We do get asked a lot if we named the show ‘Locked’ after the national lockdown. That’s not true (laughs). On a serious note, the show is nothing like what we’re experiencing. I think our reality is far more grim and depressing. When people watch the show, it’ll still be escapist entertainment because what we’re living, in reality, could have worse repercussions. Our villain is tangible, human. What is this virus that we are fighting in reality? We don’t know all the details and how much worse this situation can be. Watch the show because it’s less scary than anything happening in the present.
Q. The isolation and social distancing… such an interesting time to learn more about yourself. What have you learnt?

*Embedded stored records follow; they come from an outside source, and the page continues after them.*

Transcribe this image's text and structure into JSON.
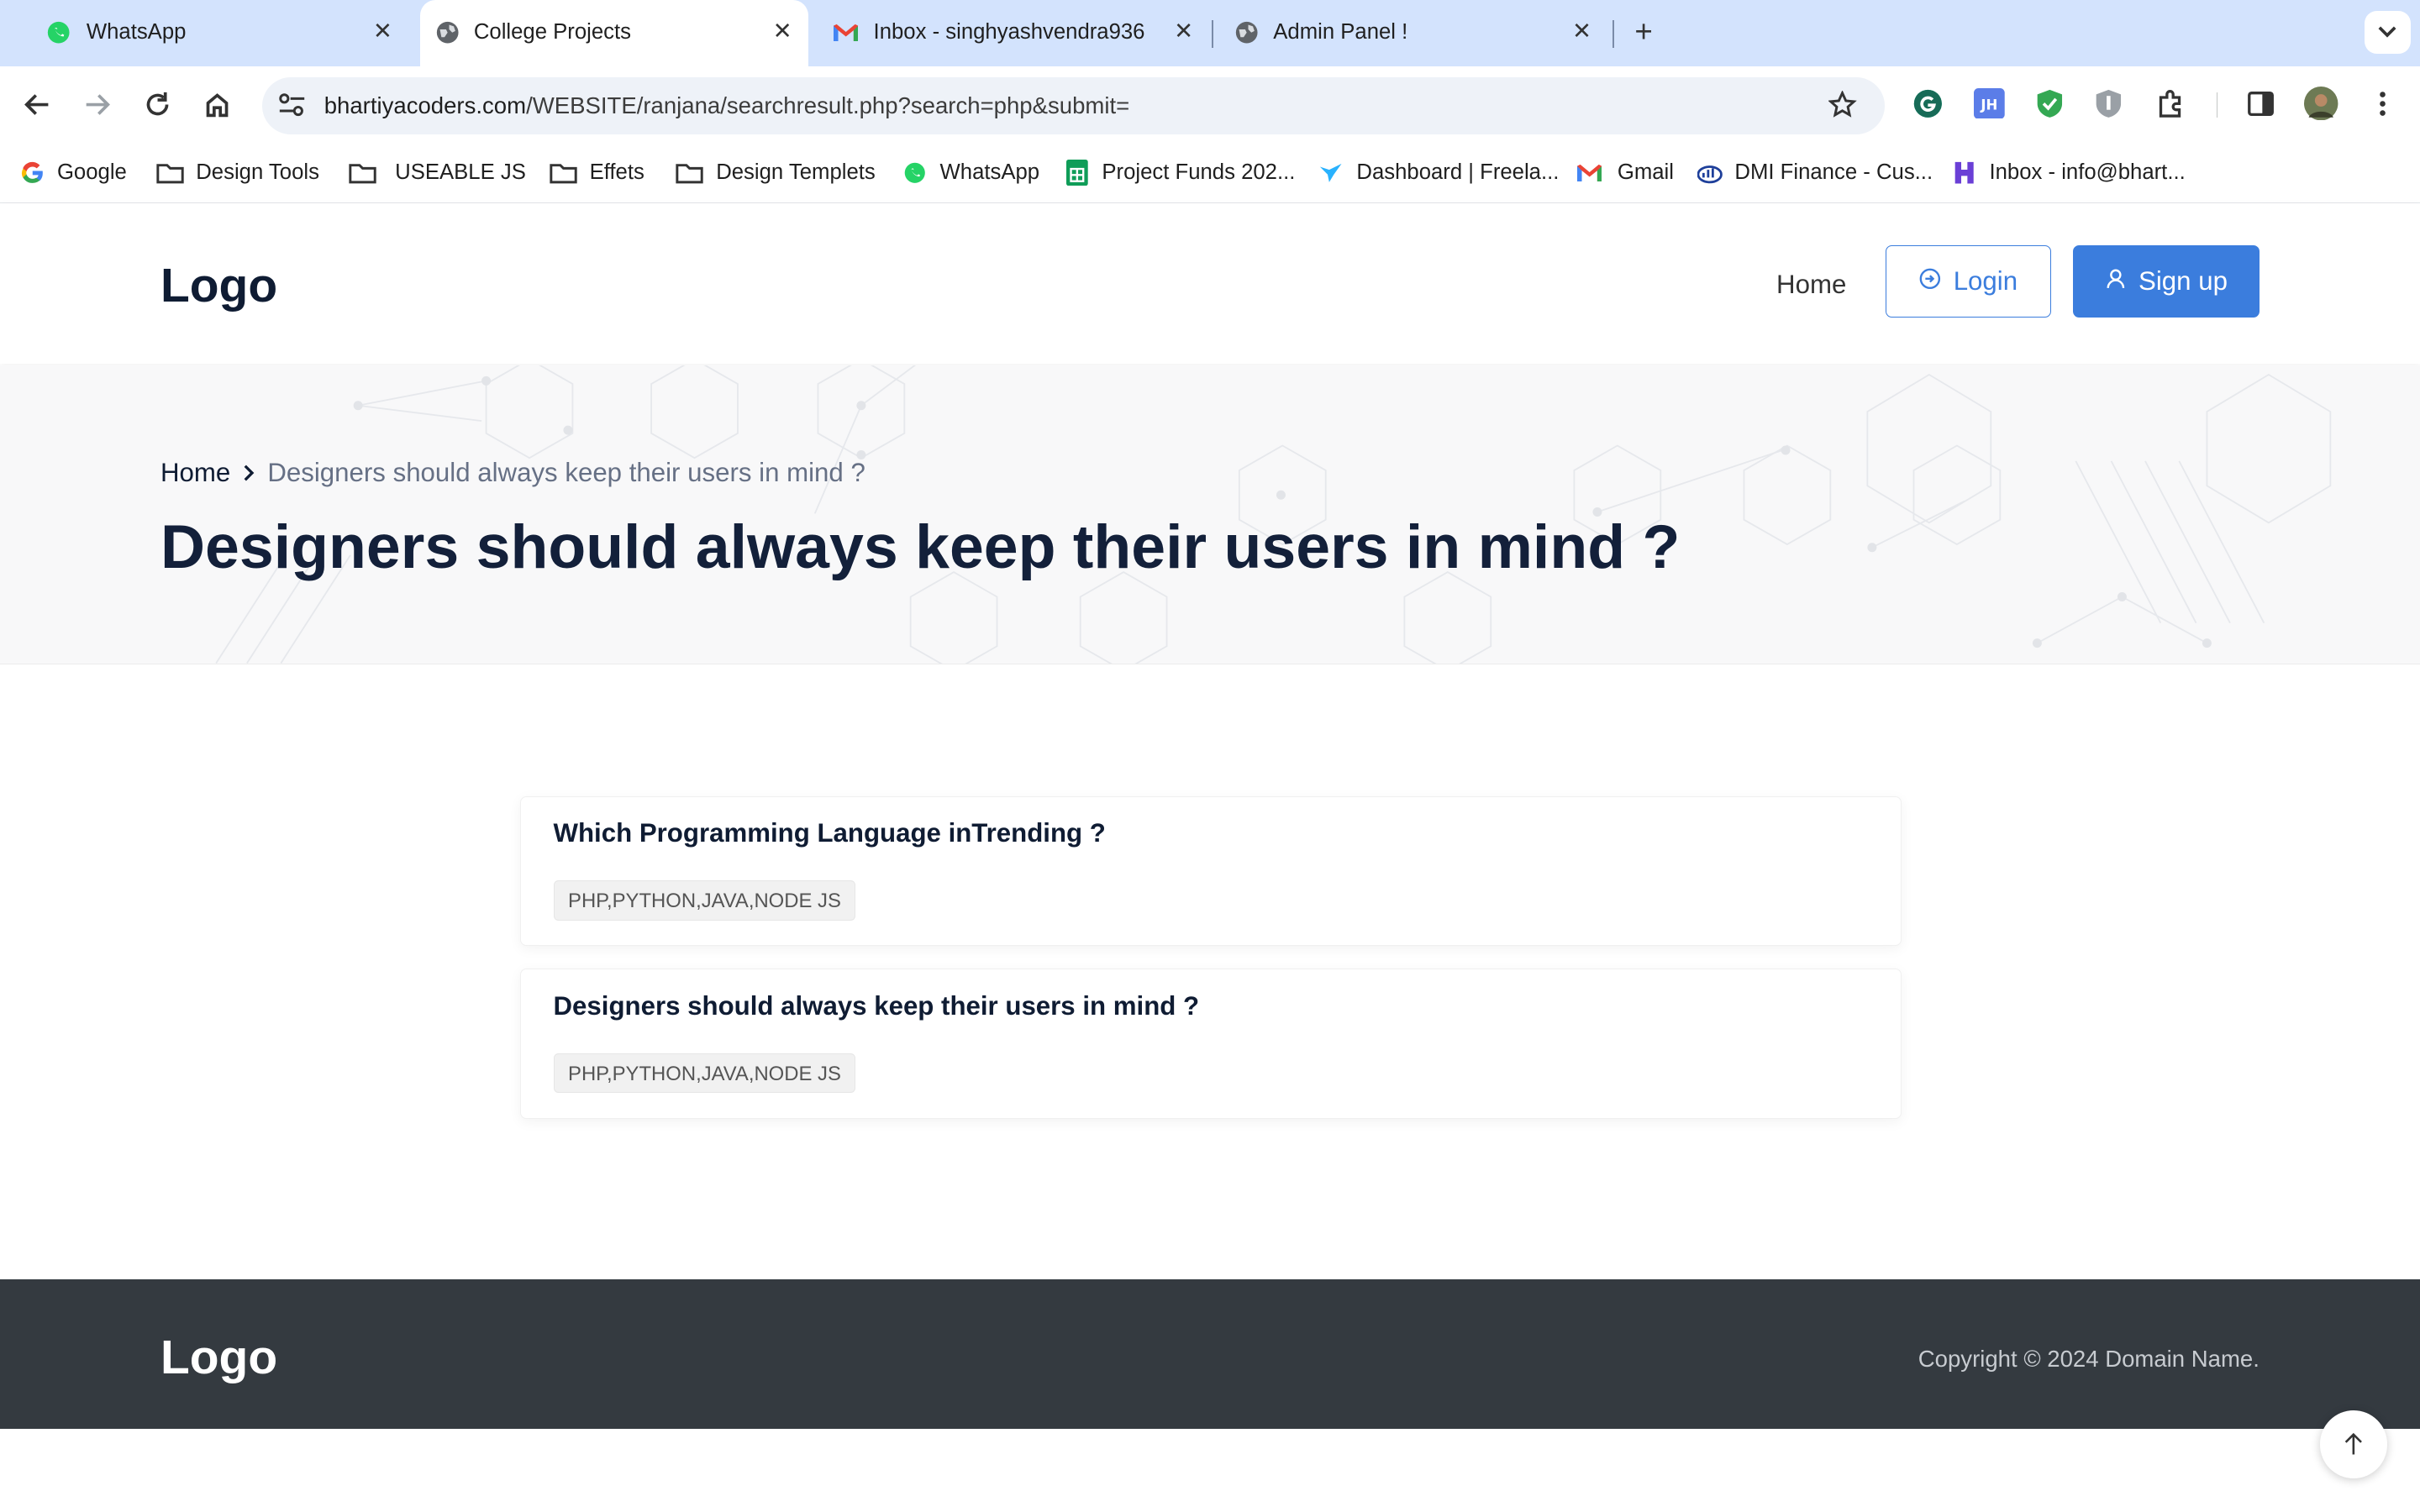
{
  "browser": {
    "tabs": [
      {
        "title": "WhatsApp",
        "icon": "whatsapp-icon",
        "active": false
      },
      {
        "title": "College Projects",
        "icon": "globe-icon",
        "active": true
      },
      {
        "title": "Inbox - singhyashvendra936",
        "icon": "gmail-icon",
        "active": false
      },
      {
        "title": "Admin Panel !",
        "icon": "globe-icon",
        "active": false
      }
    ],
    "url_host": "bhartiyacoders.com",
    "url_path": "/WEBSITE/ranjana/searchresult.php?search=php&submit=",
    "bookmarks": [
      {
        "label": "Google",
        "icon": "google-icon"
      },
      {
        "label": "Design Tools",
        "icon": "folder-icon"
      },
      {
        "label": "USEABLE JS",
        "icon": "folder-icon"
      },
      {
        "label": "Effets",
        "icon": "folder-icon"
      },
      {
        "label": "Design Templets",
        "icon": "folder-icon"
      },
      {
        "label": "WhatsApp",
        "icon": "whatsapp-icon"
      },
      {
        "label": "Project Funds 202...",
        "icon": "sheets-icon"
      },
      {
        "label": "Dashboard | Freela...",
        "icon": "bird-icon"
      },
      {
        "label": "Gmail",
        "icon": "gmail-icon"
      },
      {
        "label": "DMI Finance - Cus...",
        "icon": "finance-icon"
      },
      {
        "label": "Inbox - info@bhart...",
        "icon": "mail-h-icon"
      }
    ]
  },
  "header": {
    "logo": "Logo",
    "nav_home": "Home",
    "login_label": "Login",
    "signup_label": "Sign up"
  },
  "hero": {
    "breadcrumb_home": "Home",
    "breadcrumb_current": "Designers should always keep their users in mind ?",
    "title": "Designers should always keep their users in mind ?"
  },
  "results": [
    {
      "title": "Which Programming Language inTrending ?",
      "tags": "PHP,PYTHON,JAVA,NODE JS"
    },
    {
      "title": "Designers should always keep their users in mind ?",
      "tags": "PHP,PYTHON,JAVA,NODE JS"
    }
  ],
  "footer": {
    "logo": "Logo",
    "copyright": "Copyright © 2024 Domain Name."
  },
  "colors": {
    "primary": "#3b7ddd",
    "heading": "#0f1c33",
    "footer_bg": "#343a40"
  }
}
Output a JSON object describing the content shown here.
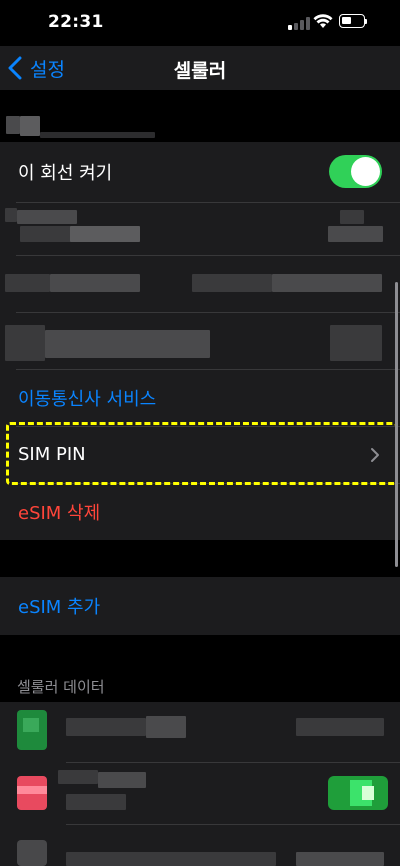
{
  "status": {
    "time": "22:31"
  },
  "nav": {
    "back_label": "설정",
    "title": "셀룰러"
  },
  "rows": {
    "line_toggle": {
      "label": "이 회선 켜기",
      "on": true
    },
    "carrier_services": "이동통신사 서비스",
    "sim_pin": "SIM PIN",
    "delete_esim": "eSIM 삭제",
    "add_esim": "eSIM 추가"
  },
  "sections": {
    "cellular_data": "셀룰러 데이터"
  },
  "colors": {
    "accent": "#0a84ff",
    "destructive": "#ff453a",
    "toggle_on": "#30d158",
    "highlight": "#ffff00"
  }
}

I’ve always been fine on my own, and I think it’s interesting spending so much time with my family after such a long time (laughs). My brother and I are almost like a real-life version of ‘Tom & Jerry.’ Other than that, I spend time in my garden and with my cat. I think I’ve learned patience, or at least I feel I am on that path. I’m such a restless person even as a loner. Initially, I panicked. What will I do in my house for so long? I think after three weeks I’ll come out a slightly better human being, appreciating my work, my friends, that feeling of just being able to do the most prosaic things when I want to.
Q. Outside of your professional commitments, what are the things that you’re really passionate about?
I have so many passions, but firstly, I believe in giving back to the cultural community. I run an art space and I invite actors to take classes. I attend those classes too! There’s so much to learn in my craft still, and I can’t stop here. The competition for good content is so fierce. Platforms are increasing and you just need passionate and talented people to come together to make something worthy of your time. On Locked, we have a team which is a mix of people from Chennai, Bangalore, Hyderabad. We’re just a bunch of passionate people. So I guess there’s passion in my profession too!
But other than that, I paint, I spend time gardening. I’m so passionate about caring for animals. I have cats at home, I love to spend time with dogs. I’ve been feeding the strays through the last few weeks as well. I’ve adopted an elephant, a monkey and a tiger. Whatever I make, goes into my caring for animals and towards the cause.
Q. You know… we started this conversation on the note that you’ve actually made it big because of your big and wild hair, which reflects your personality. On a serious note, there are so many girls (and boys) who are struggling to embrace their special and unique traits…
I think my hair is as vibrant as I am! But it’s not my hair, or my look, or my body. For the longest time, I was that person who wasn’t okay with the way I looked. I felt the need to tame myself. And then I found a passion which accepted me with that look. But what I learned was that I needed to accept myself first. The moment you start loving yourself… taking care of yourself… everything will fall into place. It also builds so much strength of character. All my quirks, my personality, it’s what makes me, ME. And now that we have so much time at our disposal, we can all get into self-care and self-love. I told you that I find the positives even in the worst of situations. Maybe this is our silver lining.